The difficulty in answering “when” is complicated by the verb “to be.” In the series, we (the audience), they (the humans who visit Westworld) and the Hosts (the synthetic humans) do not know if the Hosts are sentient. If they are sentient, then we have created artificial life. That technology will come with its own set of remarkable problems. (We’ll explore artificial life in a different article.)
That aside, if they are not sentient, then they are just mechanical devices. But this line of reasoning has gotten me into a bit of trouble.
Incremental Steps to Human-on-Robot Relationships
“Real” Westworld-style Hosts are the stuff of science fiction. (We’ll discuss what it might take to build one in a minute.) The point is, you don’t need anything like a Westworld-style Host to create a real world of ethical, moral and sexual issues.
In 2013, Joaquin Phoenix starred in Her, a movie about a man who falls in love with a natural language processing (NLP) system named Samantha. According to the Consumer Technology Association, in 2013 NLP systems could understand approximately 3 out of 4 spoken words. Today it’s just shy of 4 out of 4. That is an amazing amount of technological ground to cover in only three years.
Why do we care about NLP? Well, at the current pace of technological change, the science fiction female NLP system that Joaquin Phoenix fell in love with in the movie is just a few years from becoming science fact. We’re just waiting for AI to improve a bit – not all the way to pseudo-consciousness (however that may be defined), but just good enough to fool you. (Do some research about the Turing test if you’re truly interested in what I mean by “fool.”)
Can you fall in love with a computer? Can you have phone sex with it? La-la-la-la, I can’t hear you … don’t answer; they are rhetorical questions. But I have to ask, is a relationship with a non-sentient NLP system cheating?
When trying to qualify what “falling in love” means, most people pointed out, “If you need to fill an emotional void in your life, it doesn’t matter if you’re doing it with a human, a machine, a hobby or your work.
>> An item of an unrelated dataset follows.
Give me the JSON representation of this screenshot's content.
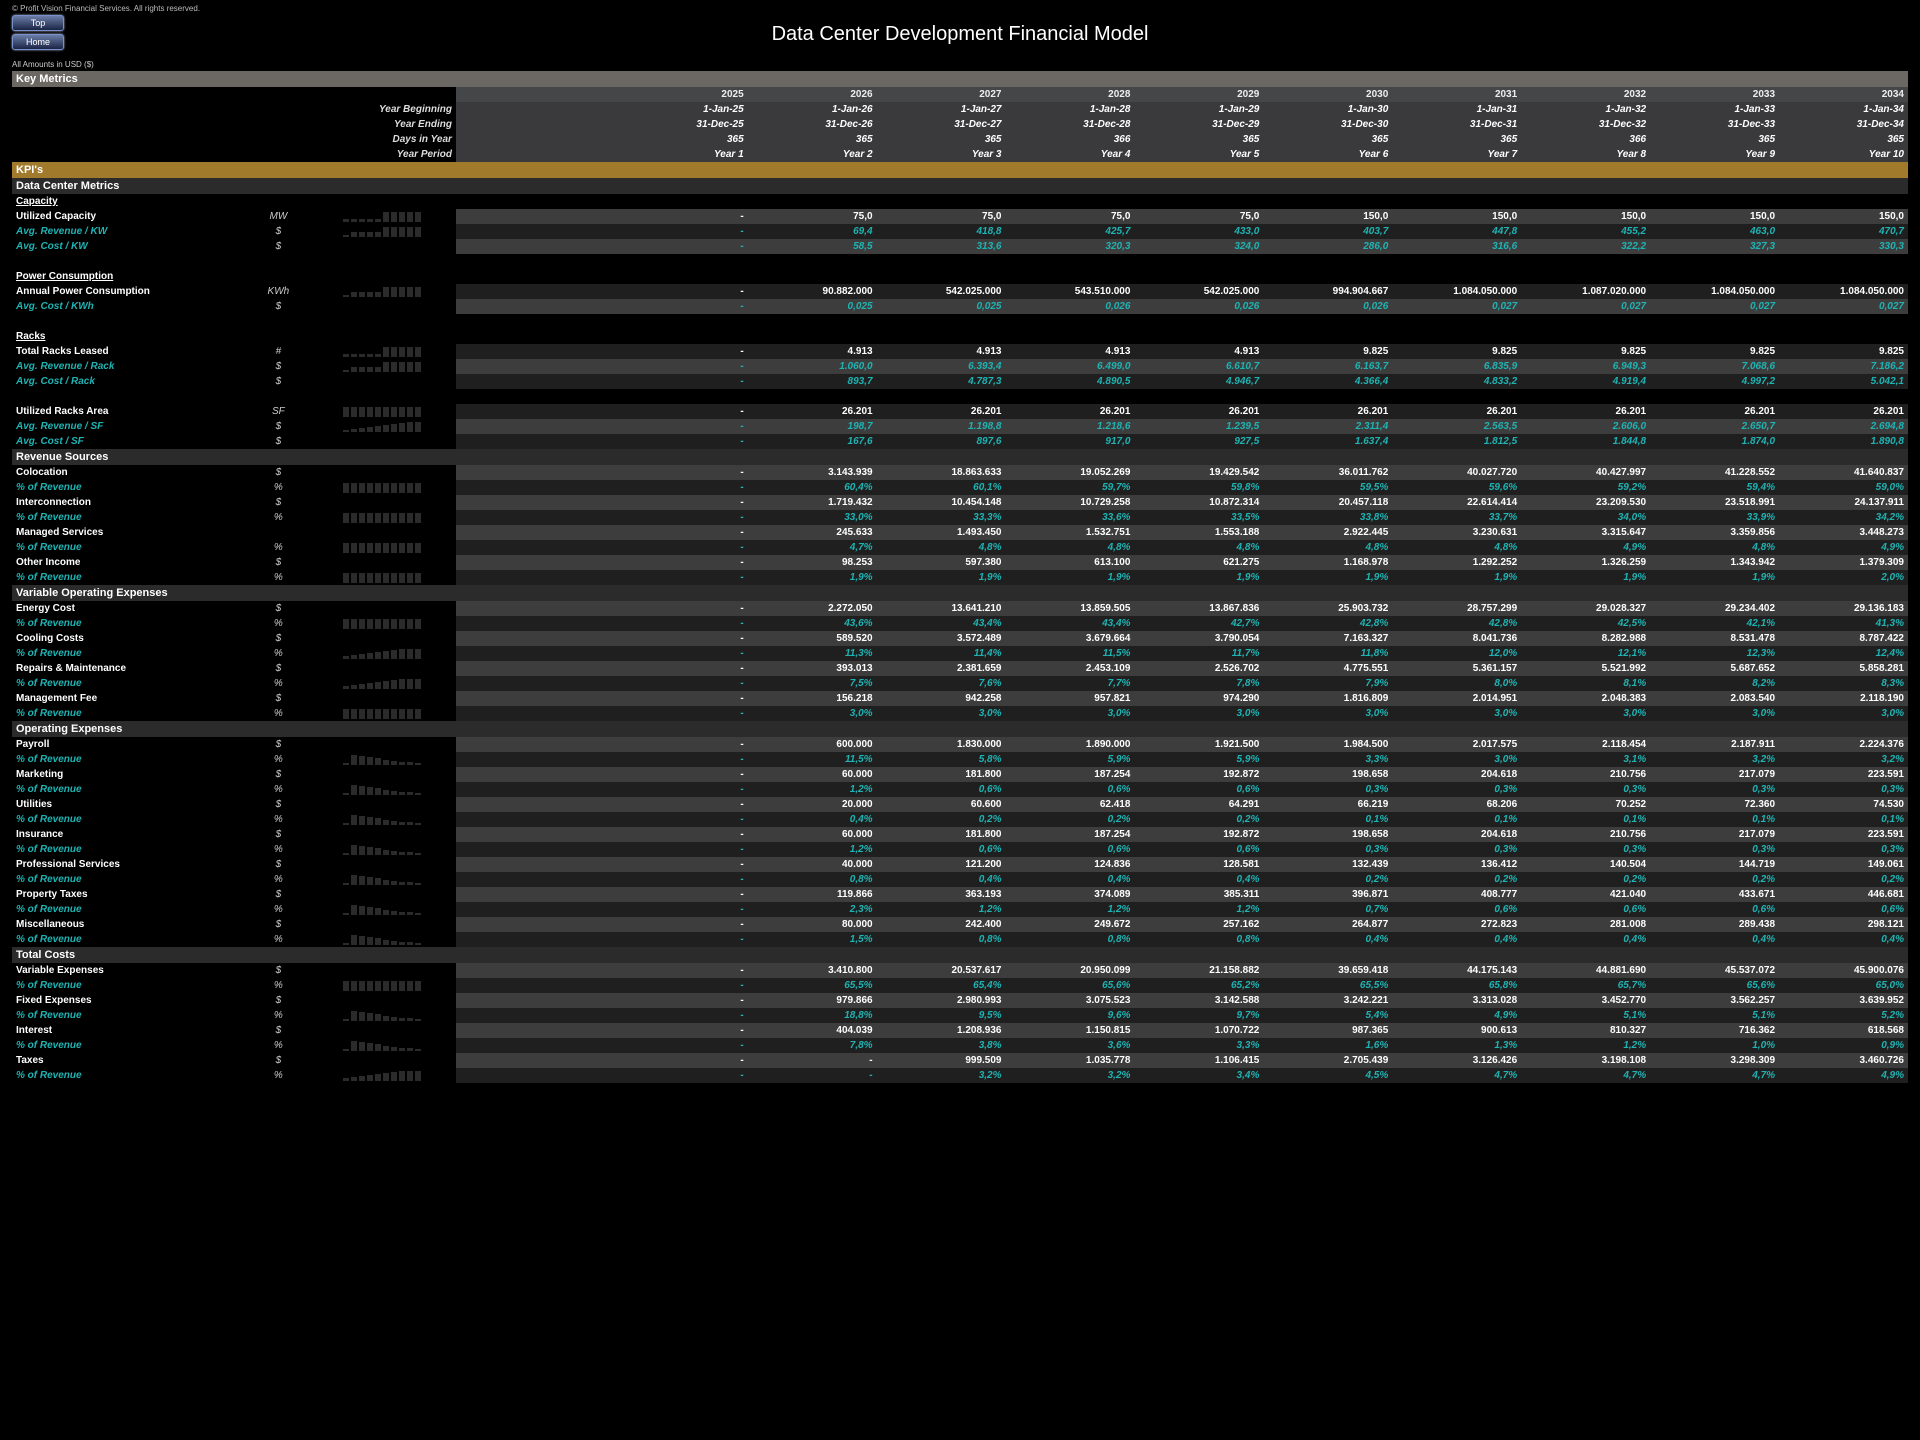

If your partner cannot fulfill your emotional needs and you don’t disclose this reality to them, you’re cheating.”
You may or may not agree with that consensus, but this is only armchair research. I’m sure there will be many professional ethicists and scientific researchers exploring the full range of human emotions involved.